Regarding the mention of David Hoffman's Dead Hand in John Batchelor's post today, which I publish below, I recommend that you first read an excellent New York Times review of the book. Hoffman's book is the first full account of how the Soviet-US arms race finally ended. That will set the stage for John's post about the intrigue surrounding the development of Iran's nuclear weapons.
John recently interviewed Hoffman about Dead Hand; the book and their discussion underscore that the Cold War casts a long shadow on today's thorniest defense issues, including Iran's WMD programs.
By John Batchelor, October 6, 2009 12
Worst Case Scenario
"Torn Curtain" was the Cold War in startling Hitchcock style, and now we have the New Cold War in high tension drama in the case of 'missing' ex-Soviet nuke techs.

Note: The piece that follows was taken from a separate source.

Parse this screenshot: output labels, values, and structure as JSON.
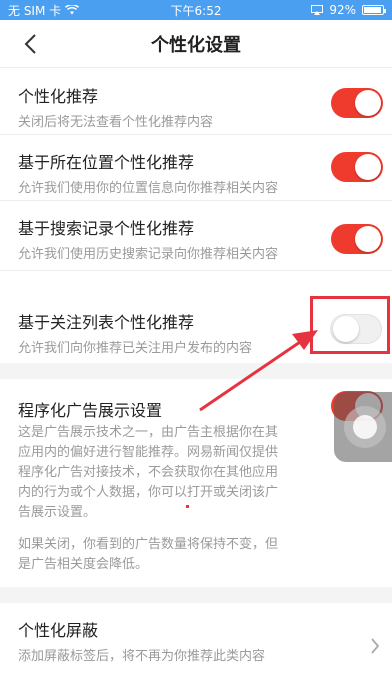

Bibi Netanyahu traveled quietly to Moscow recently in order to confront the Russians with the names of four ex-Soviet nuke technicians that Israeli intelligence asserts are working with Tehran to engineer their centrifuges and produce highly enriched uranium in mass production for bomb-making.
Missing technicians? No. Moscow knows where they are. So does Jerusalem. There are more than four, and the seriousness of it is that Moscow is not running the operation. I am told these are ex-Sov techs from Kazakhstan and Ukraine. There is much more.
David Hoffman's thrilling and highly crafted new book, "Dead Hand," includes several anecdotes, supported by named informants, that point to Tehran shopping for Soviet nuke and biowar technicians in the 1990s in Kazakhstan.
I add the Ukraine detail on advice, without naming sources. The Netanyahu trip to Moscow on September 7, two years after the IAF strike on the nuke facilities built by North Korea and Iran in the eastern Syrian plain, was a declaration by Jerusalem that it no longer needed to keep its penetration of Iran's nuke ops secret from anyone. Jerusalem wanted Moscow to know it knows. And the US, too. Why? This is a thriller.
George Friedman at Stratfor argues right now that the revelation of the nuke techies makes the worst case scenario credible for Iran's nuke program. I agree with George Friedman. Paul Newsman agrees with George Friedman, and so does Julie Andrews. Hitchcock calls this movie "Torn Nukes."